Id. at *2. The trial court thus adopted the Report and Recommendation of Magistrate Judge Lloyd, required Multiven to utilize a vendor to assist in e-discovery, and appointed a Special Master to manage certain e-discovery disputes that potentially threatened to derail the litigation. In short, the Court concluded (id. (emphasis added)):

Because something must be done, this Court recommends that the District Court order the parties to promptly retain a third party vendor to assist with this increasingly perilous situation.

So first, Multiven was not only stuck having to hire the very vendor it had hoped to avoid, but on top of it had to pay its attorneys the hundreds of thousands it cost to conduct the months of document review that were done to avoid hiring a vendor in the first place. Instead of saving money, their gamble multiplied the cost of e-discovery in the case. Second, by this point, even Multiven was so fed up with the document review process that it was amenable to hiring a vendor before the court order even issued. Sure, part of it was because the defendant, Cisco, had offered to pay for part of the vendor cost, but Multiven had finally learned that it was in over it head, and that in trying to save money, it had wound up spending significant more cost on e-discovery.

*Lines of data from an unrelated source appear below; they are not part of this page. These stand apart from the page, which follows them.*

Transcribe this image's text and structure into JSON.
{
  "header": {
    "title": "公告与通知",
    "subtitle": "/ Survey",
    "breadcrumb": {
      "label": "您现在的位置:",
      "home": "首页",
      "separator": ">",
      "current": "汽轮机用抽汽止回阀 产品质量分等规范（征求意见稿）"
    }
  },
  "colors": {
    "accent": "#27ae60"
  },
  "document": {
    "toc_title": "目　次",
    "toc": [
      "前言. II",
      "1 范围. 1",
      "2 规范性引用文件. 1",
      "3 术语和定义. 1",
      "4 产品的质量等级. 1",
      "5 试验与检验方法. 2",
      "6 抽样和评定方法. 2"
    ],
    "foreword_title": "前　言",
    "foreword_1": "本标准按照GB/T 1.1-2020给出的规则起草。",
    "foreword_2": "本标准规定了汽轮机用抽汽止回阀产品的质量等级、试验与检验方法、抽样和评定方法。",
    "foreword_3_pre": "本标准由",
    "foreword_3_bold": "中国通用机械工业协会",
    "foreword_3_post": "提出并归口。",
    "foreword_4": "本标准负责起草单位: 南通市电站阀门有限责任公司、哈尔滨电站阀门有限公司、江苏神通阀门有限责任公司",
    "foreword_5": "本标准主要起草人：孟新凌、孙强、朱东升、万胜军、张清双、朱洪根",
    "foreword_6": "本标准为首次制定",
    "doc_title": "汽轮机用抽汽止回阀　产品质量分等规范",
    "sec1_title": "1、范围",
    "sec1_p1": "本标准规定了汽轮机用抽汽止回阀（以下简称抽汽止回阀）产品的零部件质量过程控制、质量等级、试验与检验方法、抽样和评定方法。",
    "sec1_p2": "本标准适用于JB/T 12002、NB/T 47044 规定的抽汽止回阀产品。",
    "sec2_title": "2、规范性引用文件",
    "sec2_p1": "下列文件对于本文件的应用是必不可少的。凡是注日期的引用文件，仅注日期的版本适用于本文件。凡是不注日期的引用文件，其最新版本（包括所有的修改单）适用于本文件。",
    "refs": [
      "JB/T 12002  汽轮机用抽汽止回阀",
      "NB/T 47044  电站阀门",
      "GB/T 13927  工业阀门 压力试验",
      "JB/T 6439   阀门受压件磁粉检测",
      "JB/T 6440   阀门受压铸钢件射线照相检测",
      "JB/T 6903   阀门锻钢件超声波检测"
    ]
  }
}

While the Court's intervention was necessary to get the case back on track, one wonders what possessed the Multiven and its counsel to undertake a prolonged manual review, especially when Cisco appeared to be urging Multiven to employ modern technology all along. Delay was only one by-product of Multiven's decision. A second by-product was the likely extraordinary costs such manual reviews entail. The most substantial e-discovery costs arise from the attorney review process, regardless of whether that review is done internally by firm lawyers or outsourced to vendors in the United States or abroad.

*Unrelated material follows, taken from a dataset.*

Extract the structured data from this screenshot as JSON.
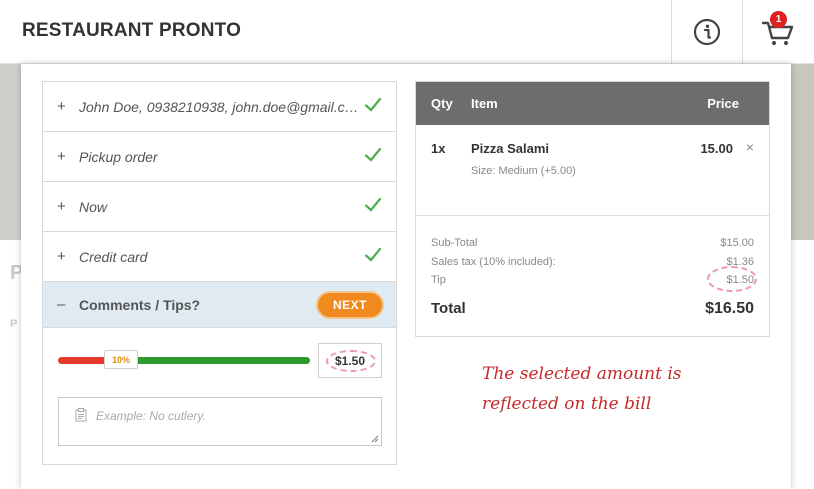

One might think that a manual review is the "gold standard" and the most thorough, comprehensive way of searching. In other words, while you can place fistfuls of hay at a time into a hay-sorter to separate out those few stray needles, there's still a margin of error. You're more likely to find them if you use the time-consuming method of picking up one strand at a time and eyeballing it. Right? Oddly, no. In truth, the so-called gold standard of manual review is mythological, and the human eye can miss a lot more than a well-crafted keyword search protocol can capture. A widely-regarded study, Blair et al., Wittgenstein, 'Language and Information:  Back to the Rough Ground!' 302 (2006), found that manual review teams only found 20% of the relevant documents!  Ralph Losey and Jason Baron have also demonstrated that adding conceptual search tools to key-word searching further improves results and reduces cost. So Multiven's Dark Ages strategy not only multiplied costs and delayed the proceedings, but likely would have missed most of the relevant documents -- leading to potential sanctions and do-overs. Some cost-saving strategy!

In truth, there are very limited circumstances in which a case or production might require every e-document to be reviewed: the all-consuming, unfiltered, manual document review is dead, and for good reason. Today's staggering volume of ESI makes such a manual review both cost and time prohibitive. Utilizing the broad array of tools to cull down, de-duplicate and search data volumes is generally accepted and is even becoming mandated practice, as Multiven learned too late. While all searches are not created equal, the Text REtrieval Conference (TREC) Project -- co-sponsored by the National Institute of Standards and Technology (NIST) and U.S. Department of Defense-- has demonstrated a better search results by machines than plowing through data manually. While a search methodology utilized by a party has to be defensible, standards are slowly emerging, as documented by The Sedona Conference® in its May 2009 Commentary on Achieving Quality in the E-Discovery Process: Best Practices for Document Retention and Production. There is no reason to be stuck in the Dark Ages of linear, manual review.